* Aim of the task: All of the data should be restated word for word.

* Data excerpts:
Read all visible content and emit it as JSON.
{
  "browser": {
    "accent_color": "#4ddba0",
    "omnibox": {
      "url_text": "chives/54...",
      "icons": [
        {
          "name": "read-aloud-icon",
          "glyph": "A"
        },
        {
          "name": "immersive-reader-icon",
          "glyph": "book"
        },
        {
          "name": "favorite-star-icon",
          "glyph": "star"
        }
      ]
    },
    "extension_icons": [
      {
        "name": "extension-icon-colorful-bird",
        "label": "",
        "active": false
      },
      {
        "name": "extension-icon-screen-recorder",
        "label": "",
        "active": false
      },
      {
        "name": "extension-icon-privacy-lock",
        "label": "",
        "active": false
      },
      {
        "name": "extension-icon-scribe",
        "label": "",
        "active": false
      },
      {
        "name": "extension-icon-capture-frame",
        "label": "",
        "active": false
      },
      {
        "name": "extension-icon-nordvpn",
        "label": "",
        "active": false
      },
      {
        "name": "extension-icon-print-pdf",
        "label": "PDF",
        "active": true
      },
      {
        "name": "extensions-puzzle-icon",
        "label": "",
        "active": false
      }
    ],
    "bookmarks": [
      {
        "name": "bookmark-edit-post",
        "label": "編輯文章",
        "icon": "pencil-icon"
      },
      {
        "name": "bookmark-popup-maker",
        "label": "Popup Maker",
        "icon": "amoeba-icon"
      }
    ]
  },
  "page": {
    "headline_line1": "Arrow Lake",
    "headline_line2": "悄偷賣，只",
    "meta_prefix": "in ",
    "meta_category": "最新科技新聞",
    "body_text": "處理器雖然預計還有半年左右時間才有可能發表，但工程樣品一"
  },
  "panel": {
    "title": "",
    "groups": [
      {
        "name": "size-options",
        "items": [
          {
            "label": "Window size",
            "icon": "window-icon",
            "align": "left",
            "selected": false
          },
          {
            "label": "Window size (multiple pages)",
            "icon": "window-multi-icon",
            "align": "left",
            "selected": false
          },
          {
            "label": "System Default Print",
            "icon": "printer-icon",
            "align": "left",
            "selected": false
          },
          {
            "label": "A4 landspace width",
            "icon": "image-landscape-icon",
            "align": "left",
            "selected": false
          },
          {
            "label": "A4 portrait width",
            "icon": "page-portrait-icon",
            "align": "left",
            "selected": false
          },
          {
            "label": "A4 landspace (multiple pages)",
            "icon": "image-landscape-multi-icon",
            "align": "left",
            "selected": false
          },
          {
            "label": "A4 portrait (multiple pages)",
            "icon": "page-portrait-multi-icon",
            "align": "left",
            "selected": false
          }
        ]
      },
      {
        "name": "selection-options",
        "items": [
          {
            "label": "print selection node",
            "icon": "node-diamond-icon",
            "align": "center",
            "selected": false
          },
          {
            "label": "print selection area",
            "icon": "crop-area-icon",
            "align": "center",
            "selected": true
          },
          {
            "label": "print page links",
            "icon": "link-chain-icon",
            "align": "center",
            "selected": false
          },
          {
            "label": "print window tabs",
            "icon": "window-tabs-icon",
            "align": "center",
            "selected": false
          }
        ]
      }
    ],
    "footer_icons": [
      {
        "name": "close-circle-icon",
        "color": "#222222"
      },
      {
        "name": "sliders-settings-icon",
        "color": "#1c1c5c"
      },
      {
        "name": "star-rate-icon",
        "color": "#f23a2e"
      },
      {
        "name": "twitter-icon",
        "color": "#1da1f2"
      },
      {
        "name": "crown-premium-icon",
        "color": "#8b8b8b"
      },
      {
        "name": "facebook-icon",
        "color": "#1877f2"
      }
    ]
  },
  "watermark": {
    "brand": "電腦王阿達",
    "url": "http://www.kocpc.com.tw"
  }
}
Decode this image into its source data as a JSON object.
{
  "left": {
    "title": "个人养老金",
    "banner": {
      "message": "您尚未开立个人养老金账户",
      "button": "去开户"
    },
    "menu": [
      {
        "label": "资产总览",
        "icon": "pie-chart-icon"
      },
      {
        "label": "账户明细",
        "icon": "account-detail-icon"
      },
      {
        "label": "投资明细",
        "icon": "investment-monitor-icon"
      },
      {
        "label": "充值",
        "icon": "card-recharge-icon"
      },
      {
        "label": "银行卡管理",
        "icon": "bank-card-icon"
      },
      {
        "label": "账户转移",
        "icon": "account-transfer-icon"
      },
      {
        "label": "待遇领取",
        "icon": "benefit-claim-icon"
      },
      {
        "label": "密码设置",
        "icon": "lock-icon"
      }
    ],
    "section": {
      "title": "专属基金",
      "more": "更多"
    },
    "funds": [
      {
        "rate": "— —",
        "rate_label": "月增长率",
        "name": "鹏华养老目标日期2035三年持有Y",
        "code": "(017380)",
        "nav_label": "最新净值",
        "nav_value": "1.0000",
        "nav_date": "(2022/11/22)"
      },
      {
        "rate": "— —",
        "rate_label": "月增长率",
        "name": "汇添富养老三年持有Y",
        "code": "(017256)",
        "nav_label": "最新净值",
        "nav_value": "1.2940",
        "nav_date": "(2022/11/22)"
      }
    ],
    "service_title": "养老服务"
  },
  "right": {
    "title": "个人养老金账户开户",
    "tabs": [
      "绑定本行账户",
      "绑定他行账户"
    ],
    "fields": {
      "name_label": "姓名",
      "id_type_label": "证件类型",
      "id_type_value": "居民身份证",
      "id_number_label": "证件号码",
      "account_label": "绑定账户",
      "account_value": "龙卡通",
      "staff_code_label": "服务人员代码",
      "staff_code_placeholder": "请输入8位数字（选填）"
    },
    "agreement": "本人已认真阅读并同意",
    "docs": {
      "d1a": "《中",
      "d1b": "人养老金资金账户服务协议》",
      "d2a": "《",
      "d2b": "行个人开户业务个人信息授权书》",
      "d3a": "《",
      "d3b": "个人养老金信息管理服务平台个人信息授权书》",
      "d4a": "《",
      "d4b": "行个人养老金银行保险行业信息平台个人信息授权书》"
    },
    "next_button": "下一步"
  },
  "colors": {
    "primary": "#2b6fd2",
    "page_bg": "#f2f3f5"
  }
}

* Your response:
Read all visible content and emit it as JSON.
{
  "browser": {
    "accent_color": "#4ddba0",
    "omnibox": {
      "url_text": "chives/54...",
      "icons": [
        {
          "name": "read-aloud-icon",
          "glyph": "A"
        },
        {
          "name": "immersive-reader-icon",
          "glyph": "book"
        },
        {
          "name": "favorite-star-icon",
          "glyph": "star"
        }
      ]
    },
    "extension_icons": [
      {
        "name": "extension-icon-colorful-bird",
        "label": "",
        "active": false
      },
      {
        "name": "extension-icon-screen-recorder",
        "label": "",
        "active": false
      },
      {
        "name": "extension-icon-privacy-lock",
        "label": "",
        "active": false
      },
      {
        "name": "extension-icon-scribe",
        "label": "",
        "active": false
      },
      {
        "name": "extension-icon-capture-frame",
        "label": "",
        "active": false
      },
      {
        "name": "extension-icon-nordvpn",
        "label": "",
        "active": false
      },
      {
        "name": "extension-icon-print-pdf",
        "label": "PDF",
        "active": true
      },
      {
        "name": "extensions-puzzle-icon",
        "label": "",
        "active": false
      }
    ],
    "bookmarks": [
      {
        "name": "bookmark-edit-post",
        "label": "編輯文章",
        "icon": "pencil-icon"
      },
      {
        "name": "bookmark-popup-maker",
        "label": "Popup Maker",
        "icon": "amoeba-icon"
      }
    ]
  },
  "page": {
    "headline_line1": "Arrow Lake",
    "headline_line2": "悄偷賣，只",
    "meta_prefix": "in ",
    "meta_category": "最新科技新聞",
    "body_text": "處理器雖然預計還有半年左右時間才有可能發表，但工程樣品一"
  },
  "panel": {
    "title": "",
    "groups": [
      {
        "name": "size-options",
        "items": [
          {
            "label": "Window size",
            "icon": "window-icon",
            "align": "left",
            "selected": false
          },
          {
            "label": "Window size (multiple pages)",
            "icon": "window-multi-icon",
            "align": "left",
            "selected": false
          },
          {
            "label": "System Default Print",
            "icon": "printer-icon",
            "align": "left",
            "selected": false
          },
          {
            "label": "A4 landspace width",
            "icon": "image-landscape-icon",
            "align": "left",
            "selected": false
          },
          {
            "label": "A4 portrait width",
            "icon": "page-portrait-icon",
            "align": "left",
            "selected": false
          },
          {
            "label": "A4 landspace (multiple pages)",
            "icon": "image-landscape-multi-icon",
            "align": "left",
            "selected": false
          },
          {
            "label": "A4 portrait (multiple pages)",
            "icon": "page-portrait-multi-icon",
            "align": "left",
            "selected": false
          }
        ]
      },
      {
        "name": "selection-options",
        "items": [
          {
            "label": "print selection node",
            "icon": "node-diamond-icon",
            "align": "center",
            "selected": false
          },
          {
            "label": "print selection area",
            "icon": "crop-area-icon",
            "align": "center",
            "selected": true
          },
          {
            "label": "print page links",
            "icon": "link-chain-icon",
            "align": "center",
            "selected": false
          },
          {
            "label": "print window tabs",
            "icon": "window-tabs-icon",
            "align": "center",
            "selected": false
          }
        ]
      }
    ],
    "footer_icons": [
      {
        "name": "close-circle-icon",
        "color": "#222222"
      },
      {
        "name": "sliders-settings-icon",
        "color": "#1c1c5c"
      },
      {
        "name": "star-rate-icon",
        "color": "#f23a2e"
      },
      {
        "name": "twitter-icon",
        "color": "#1da1f2"
      },
      {
        "name": "crown-premium-icon",
        "color": "#8b8b8b"
      },
      {
        "name": "facebook-icon",
        "color": "#1877f2"
      }
    ]
  },
  "watermark": {
    "brand": "電腦王阿達",
    "url": "http://www.kocpc.com.tw"
  }
}
Decode this image into its source data as a JSON object.
{
  "left": {
    "title": "个人养老金",
    "banner": {
      "message": "您尚未开立个人养老金账户",
      "button": "去开户"
    },
    "menu": [
      {
        "label": "资产总览",
        "icon": "pie-chart-icon"
      },
      {
        "label": "账户明细",
        "icon": "account-detail-icon"
      },
      {
        "label": "投资明细",
        "icon": "investment-monitor-icon"
      },
      {
        "label": "充值",
        "icon": "card-recharge-icon"
      },
      {
        "label": "银行卡管理",
        "icon": "bank-card-icon"
      },
      {
        "label": "账户转移",
        "icon": "account-transfer-icon"
      },
      {
        "label": "待遇领取",
        "icon": "benefit-claim-icon"
      },
      {
        "label": "密码设置",
        "icon": "lock-icon"
      }
    ],
    "section": {
      "title": "专属基金",
      "more": "更多"
    },
    "funds": [
      {
        "rate": "— —",
        "rate_label": "月增长率",
        "name": "鹏华养老目标日期2035三年持有Y",
        "code": "(017380)",
        "nav_label": "最新净值",
        "nav_value": "1.0000",
        "nav_date": "(2022/11/22)"
      },
      {
        "rate": "— —",
        "rate_label": "月增长率",
        "name": "汇添富养老三年持有Y",
        "code": "(017256)",
        "nav_label": "最新净值",
        "nav_value": "1.2940",
        "nav_date": "(2022/11/22)"
      }
    ],
    "service_title": "养老服务"
  },
  "right": {
    "title": "个人养老金账户开户",
    "tabs": [
      "绑定本行账户",
      "绑定他行账户"
    ],
    "fields": {
      "name_label": "姓名",
      "id_type_label": "证件类型",
      "id_type_value": "居民身份证",
      "id_number_label": "证件号码",
      "account_label": "绑定账户",
      "account_value": "龙卡通",
      "staff_code_label": "服务人员代码",
      "staff_code_placeholder": "请输入8位数字（选填）"
    },
    "agreement": "本人已认真阅读并同意",
    "docs": {
      "d1a": "《中",
      "d1b": "人养老金资金账户服务协议》",
      "d2a": "《",
      "d2b": "行个人开户业务个人信息授权书》",
      "d3a": "《",
      "d3b": "个人养老金信息管理服务平台个人信息授权书》",
      "d4a": "《",
      "d4b": "行个人养老金银行保险行业信息平台个人信息授权书》"
    },
    "next_button": "下一步"
  },
  "colors": {
    "primary": "#2b6fd2",
    "page_bg": "#f2f3f5"
  }
}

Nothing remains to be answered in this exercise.